You’ve probably heard this story. When Jim Carrey was a struggling actor, he wrote himself a check for $10 million, dated Thanskgiving 1995, for “acting services rendered.”
He cashed the check in 1994 when he made $10 million for Dumb and Dumber.
In 1997, Carrey told Oprah he used visualization techniques to get work. He also visualized receiving that $10 million check. Also, seeing that large amount on paper made the vision that much more real.
It seems to have worked for him.
I decided today to do a safe experiment with visualization. I wadded up some paper and imagined it going gracefully into the wastebasket, unhindered by wind, gravity, or my lack of depth perception. I lifted my arm, hurled the wad, …. and missed.
I guess visualization doesn’t always work.
Then the question came. What is required for visualization to work?
The first thing you have to have is ability.

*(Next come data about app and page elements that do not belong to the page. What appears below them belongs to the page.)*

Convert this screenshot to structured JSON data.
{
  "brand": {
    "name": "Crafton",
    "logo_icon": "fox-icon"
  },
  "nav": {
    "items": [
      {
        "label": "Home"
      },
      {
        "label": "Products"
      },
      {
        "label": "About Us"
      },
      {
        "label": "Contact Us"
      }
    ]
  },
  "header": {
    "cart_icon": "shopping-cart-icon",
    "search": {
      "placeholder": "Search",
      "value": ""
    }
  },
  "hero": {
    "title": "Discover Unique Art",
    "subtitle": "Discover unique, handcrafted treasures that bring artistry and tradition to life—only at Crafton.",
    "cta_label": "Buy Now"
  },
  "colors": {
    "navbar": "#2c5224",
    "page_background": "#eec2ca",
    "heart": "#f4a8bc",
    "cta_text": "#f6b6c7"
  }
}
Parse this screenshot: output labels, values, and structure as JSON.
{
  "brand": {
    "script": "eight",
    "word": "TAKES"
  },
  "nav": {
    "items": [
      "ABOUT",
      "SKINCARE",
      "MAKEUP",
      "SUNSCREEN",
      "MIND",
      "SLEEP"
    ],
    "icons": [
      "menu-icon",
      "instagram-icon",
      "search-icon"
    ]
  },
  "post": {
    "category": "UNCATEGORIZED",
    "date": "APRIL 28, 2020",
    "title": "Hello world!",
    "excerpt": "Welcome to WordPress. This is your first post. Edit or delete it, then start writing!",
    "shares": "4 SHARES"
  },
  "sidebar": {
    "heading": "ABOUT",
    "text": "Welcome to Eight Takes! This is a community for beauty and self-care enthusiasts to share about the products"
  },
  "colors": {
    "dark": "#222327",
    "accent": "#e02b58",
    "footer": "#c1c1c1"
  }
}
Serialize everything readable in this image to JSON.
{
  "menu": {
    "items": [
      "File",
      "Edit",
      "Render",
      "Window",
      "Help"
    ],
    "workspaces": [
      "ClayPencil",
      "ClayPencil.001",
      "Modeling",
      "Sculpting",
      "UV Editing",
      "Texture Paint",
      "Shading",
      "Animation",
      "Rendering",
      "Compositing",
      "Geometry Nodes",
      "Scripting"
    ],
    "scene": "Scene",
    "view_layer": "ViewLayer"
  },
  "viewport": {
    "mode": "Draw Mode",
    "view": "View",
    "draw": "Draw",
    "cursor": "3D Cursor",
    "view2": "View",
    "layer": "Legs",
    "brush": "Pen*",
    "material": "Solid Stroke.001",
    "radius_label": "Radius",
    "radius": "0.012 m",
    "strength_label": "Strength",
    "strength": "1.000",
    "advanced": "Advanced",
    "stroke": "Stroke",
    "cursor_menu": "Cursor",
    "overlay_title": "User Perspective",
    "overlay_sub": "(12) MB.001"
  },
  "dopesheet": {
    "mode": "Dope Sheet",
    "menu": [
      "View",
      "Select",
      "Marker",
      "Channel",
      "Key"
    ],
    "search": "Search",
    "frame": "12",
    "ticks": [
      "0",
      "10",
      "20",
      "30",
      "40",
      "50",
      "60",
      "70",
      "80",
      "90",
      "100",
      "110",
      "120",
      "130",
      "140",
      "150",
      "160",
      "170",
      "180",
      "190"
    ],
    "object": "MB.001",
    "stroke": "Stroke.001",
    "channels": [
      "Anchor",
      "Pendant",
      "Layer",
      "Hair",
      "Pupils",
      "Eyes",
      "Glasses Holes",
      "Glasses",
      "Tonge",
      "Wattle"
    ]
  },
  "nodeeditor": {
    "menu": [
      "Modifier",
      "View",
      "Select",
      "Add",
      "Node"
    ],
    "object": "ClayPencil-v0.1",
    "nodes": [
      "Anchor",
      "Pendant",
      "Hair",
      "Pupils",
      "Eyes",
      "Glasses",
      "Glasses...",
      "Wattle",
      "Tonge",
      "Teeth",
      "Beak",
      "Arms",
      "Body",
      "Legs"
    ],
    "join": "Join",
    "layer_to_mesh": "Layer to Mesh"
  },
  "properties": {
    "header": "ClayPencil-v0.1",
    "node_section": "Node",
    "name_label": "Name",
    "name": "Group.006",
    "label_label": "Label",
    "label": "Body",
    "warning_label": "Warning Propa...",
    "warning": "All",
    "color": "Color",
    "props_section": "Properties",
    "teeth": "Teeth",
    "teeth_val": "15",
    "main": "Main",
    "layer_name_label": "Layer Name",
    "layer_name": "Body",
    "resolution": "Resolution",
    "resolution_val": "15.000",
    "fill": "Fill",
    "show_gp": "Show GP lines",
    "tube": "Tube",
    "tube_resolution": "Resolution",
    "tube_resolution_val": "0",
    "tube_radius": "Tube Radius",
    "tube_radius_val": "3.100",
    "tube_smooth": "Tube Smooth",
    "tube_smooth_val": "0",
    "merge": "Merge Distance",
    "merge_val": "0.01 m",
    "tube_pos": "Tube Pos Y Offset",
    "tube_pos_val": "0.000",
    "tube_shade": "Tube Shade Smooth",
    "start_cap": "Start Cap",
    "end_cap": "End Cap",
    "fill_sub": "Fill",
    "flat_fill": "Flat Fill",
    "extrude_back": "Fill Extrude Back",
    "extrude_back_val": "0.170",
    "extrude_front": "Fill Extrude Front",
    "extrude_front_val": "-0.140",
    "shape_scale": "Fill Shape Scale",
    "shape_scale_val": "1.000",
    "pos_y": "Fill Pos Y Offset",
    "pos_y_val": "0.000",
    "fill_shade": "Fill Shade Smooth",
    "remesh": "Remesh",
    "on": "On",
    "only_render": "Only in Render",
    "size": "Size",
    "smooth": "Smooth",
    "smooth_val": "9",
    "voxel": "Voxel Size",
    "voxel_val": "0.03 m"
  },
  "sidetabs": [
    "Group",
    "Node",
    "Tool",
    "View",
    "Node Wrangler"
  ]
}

Jim Carrey had the ability to do what he visualized. He had the talent, as his work proves. But talent isn’t enough by itself. You need passion to make it in the fickle and transient world of show biz. It’s passion that will carry you through an ocean of rejection and short-term, low-paying assignments. Passion will sustain you while you’re learning your craft. And passion will help you aim high when life seems to say, “Why don’t you just get a steady job and forget that silly dream?”
When I was shooting for the wastebasket, I was working against an incredible handicap. Since I have monocular vision, the world looks flat to me. If I guess well, I’ll make that shot. If I don’t, I’ll be leaning over to pick that wad up off the floor.
The next thing that is required for visualization to work is that your dream must be realistic.
Jim knew he could do the work. He could entertain. The packed houses for his comedy act proved that. There was no reason he couldn’t take that same power to the big screen. All he needed was the right opportunity.
The third thing you need for your visualization to work is real world practice.
If you want to be a world class comic or just a high percentage paper wad tosser, you have to get out there and do it. The more you perform, the more input you have to make your visualization more real. It’s an endless circle. See yourself winning and you’ll do better. Then, when you do better, you can see yourself doing better still.
We all think about the situations we face. We perform based on how we see ourselves. So why not aim for the sky? Who knows, you might just change the world!
You and the people around you will be better for it.